I thought, yesterday, I had succeeded in writing indented comments-on-comments, the way grown-up bloggers like Kristie and the Sock Lady do. But I see that all I have achieved is to add my own comment to the list, which just looks silly. Onwards! As EZ would say.
Again, little to report. There is much excitement to come, but for now there isn’t much to say about knitting a garter stitch strip. I’m not quite half-way around. Finish tomorrow?
The new VK has turned up. While I was flailing about trying to hit upon something to knit with my Dried Rose yarn, I cheated and had an advance look at the issue on-line. So I knew already that there was nothing for me. In real life, it’s better than I expected, with lots to read and some good cables if I ever decide to go there after all.
The one thing I really sort of like is No. 9, an A-line tunic which comes pretty close to qualifying for the late, much-lamented “You Knit What??” website and yet has a wild appeal. But it will never be.
More seriously, the Bergere de France ad on the page facing the table of contents speaks to my yearning for droopy asymmetry and also has an interesting front edging. It looks like perhaps as many as 12 stitches of a k2p2 rib, softly cabled. If “cachemire” means “cashmere” in French, it also looks like a good use of that droopy yarn. It’s grey – I like grey – which is a sensible approach to cashmere inasmuch as it doesn’t take dye anything like as enthusiastically as wool.
I learned that when I bought some cashmere Koigu.
Am I talking myself into it?
We have already agreed that Kindle-reading reduces the clutter of paperbacks around the house. I have recently branched out a bit, and bought a couple of cookery books for mine.
I tend to buy too many, most of which fust unused in the spare room cupboard. Delia and Jamie and Nigel and Nigella get used and re-used and spattered with fat. And I wouldn’t want Madhur Jaffrey or Ken Hom or Gino d’Acampo to be far away. But after that…

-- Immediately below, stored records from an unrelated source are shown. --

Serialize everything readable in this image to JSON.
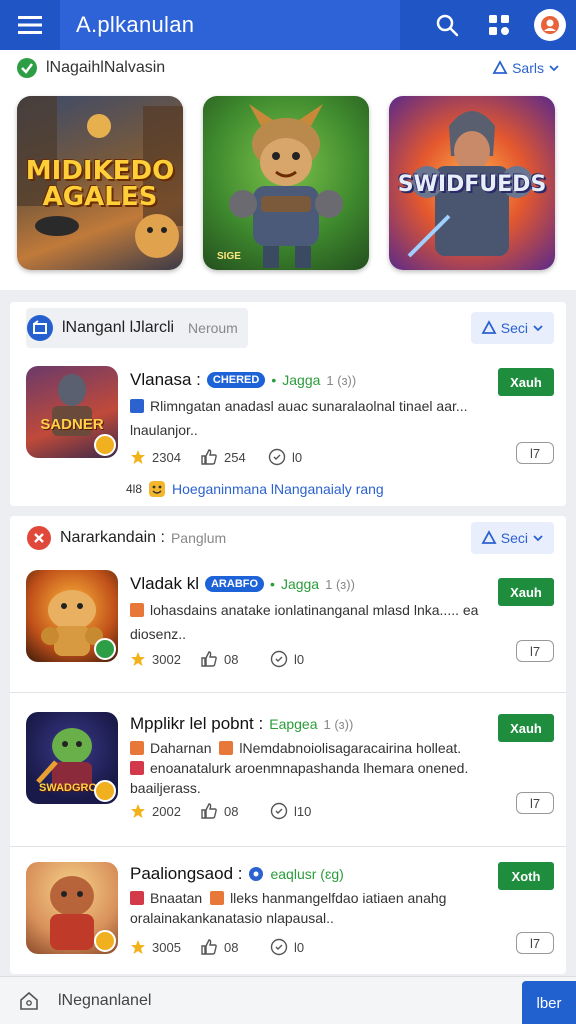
{
  "app_bar": {
    "title": "A.plkanulan"
  },
  "featured": {
    "title": "lNagaihlNalvasin",
    "sort_label": "Sarls",
    "tiles": [
      {
        "logo_line1": "MIDIKEDO",
        "logo_line2": "AGALES",
        "sub": ""
      },
      {
        "logo_line1": "",
        "logo_line2": "",
        "sub": "SIGE"
      },
      {
        "logo_line1": "SWIDFUEDS",
        "logo_line2": "",
        "sub": ""
      }
    ]
  },
  "section1": {
    "title": "lNanganl lJlarcli",
    "subtitle": "Neroum",
    "sort_label": "Seci",
    "app": {
      "name": "Vlanasa :",
      "tag": "CHERED",
      "developer": "Jagga",
      "meta": "1 (ɜ))",
      "description": "Rlimngatan anadasl auac sunaralaolnal tinael aar... lnaulanjor..",
      "rating": "2304",
      "likes": "254",
      "views": "l0",
      "install_label": "Xauh",
      "rate_label": "l7",
      "icon_caption": "SADNER",
      "promo_num": "4l8",
      "promo_text": "Hoeganinmana lNanganaialy rang"
    }
  },
  "section2": {
    "title": "Nararkandain :",
    "subtitle": "Panglum",
    "sort_label": "Seci",
    "apps": [
      {
        "name": "Vladak kl",
        "tag": "ARABFO",
        "developer": "Jagga",
        "meta": "1 (ɜ))",
        "description": "lohasdains anatake ionlatinanganal mlasd lnka..... ea diosenz..",
        "rating": "3002",
        "likes": "08",
        "views": "l0",
        "install_label": "Xauh",
        "rate_label": "l7"
      },
      {
        "name": "Mpplikr lel pobnt :",
        "tag": "",
        "developer": "Eapgea",
        "meta": "1 (ɜ))",
        "description_line1": "Daharnan",
        "description_line1b": "lNemdabnoiolisagaracairina holleat.",
        "description_line2": "enoanatalurk aroenmnapashanda lhemara onened. baailjerass.",
        "rating": "2002",
        "likes": "08",
        "views": "l10",
        "install_label": "Xauh",
        "rate_label": "l7",
        "icon_caption": "SWADGROD"
      },
      {
        "name": "Paaliongsaod :",
        "tag": "",
        "developer": "eaqlusr (ɛg)",
        "meta": "",
        "description_line1": "Bnaatan",
        "description_line1b": "lleks hanmangelfdao iatiaen anahg",
        "description_line2": "oralainakankanatasio nlapausal..",
        "rating": "3005",
        "likes": "08",
        "views": "l0",
        "install_label": "Xoth",
        "rate_label": "l7"
      }
    ]
  },
  "bottom_bar": {
    "label": "lNegnanlanel",
    "button_label": "lber"
  },
  "colors": {
    "primary": "#1f55c4",
    "install_green": "#1e8e3e",
    "link_blue": "#2b62d0"
  },
  "icons": [
    "menu-icon",
    "search-icon",
    "grid-icon",
    "profile-icon",
    "check-badge-icon",
    "sort-icon",
    "star-icon",
    "thumb-up-icon",
    "eye-icon",
    "home-icon"
  ]
}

So I recently bought two for the Kindle app on my iPad, both of which turn out to be rather good:
Pascale’s “Fast, Fresh and Easy Food” and Bill Granger’s “Easy”. The trouble with cooking from an iPad, however, is the way it

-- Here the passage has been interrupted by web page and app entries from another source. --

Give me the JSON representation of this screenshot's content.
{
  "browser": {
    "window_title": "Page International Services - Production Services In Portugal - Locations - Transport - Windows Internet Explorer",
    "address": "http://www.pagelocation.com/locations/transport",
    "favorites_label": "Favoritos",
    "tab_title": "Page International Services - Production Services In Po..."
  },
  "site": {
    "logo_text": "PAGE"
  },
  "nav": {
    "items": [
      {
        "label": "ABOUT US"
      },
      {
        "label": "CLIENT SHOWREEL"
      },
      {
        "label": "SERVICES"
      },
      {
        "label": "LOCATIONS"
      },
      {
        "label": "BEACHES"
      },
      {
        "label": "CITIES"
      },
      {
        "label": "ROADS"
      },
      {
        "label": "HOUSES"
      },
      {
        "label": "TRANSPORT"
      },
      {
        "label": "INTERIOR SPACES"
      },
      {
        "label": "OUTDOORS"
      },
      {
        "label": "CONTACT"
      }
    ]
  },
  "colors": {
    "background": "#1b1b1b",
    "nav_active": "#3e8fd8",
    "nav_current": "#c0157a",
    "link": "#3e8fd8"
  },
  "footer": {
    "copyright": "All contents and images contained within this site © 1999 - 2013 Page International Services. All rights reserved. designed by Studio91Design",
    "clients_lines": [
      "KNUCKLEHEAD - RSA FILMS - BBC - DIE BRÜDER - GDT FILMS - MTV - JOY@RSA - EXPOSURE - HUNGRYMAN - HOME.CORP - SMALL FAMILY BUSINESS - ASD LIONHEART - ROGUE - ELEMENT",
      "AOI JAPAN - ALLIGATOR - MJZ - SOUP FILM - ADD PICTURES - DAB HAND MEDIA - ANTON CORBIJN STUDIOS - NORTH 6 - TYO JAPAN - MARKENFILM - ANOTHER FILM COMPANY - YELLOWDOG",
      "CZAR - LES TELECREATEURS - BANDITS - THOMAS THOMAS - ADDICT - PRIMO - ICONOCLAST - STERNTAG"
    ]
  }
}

keeps turning itself off. Lorraine
I also acquired Nigella’s new “Nigellissima” the other day as a physical book. I got it out of love of her, thinking I really had enough Italian cook books to be going on with. It turns out to be fresh and interesting and full of good things.
Knitting books are another category of which I buy too many, but I would never get one for the Kindle. Even the ones I’ll never use – “Knit Your Own Royal Wedding” – are treasured members of the family.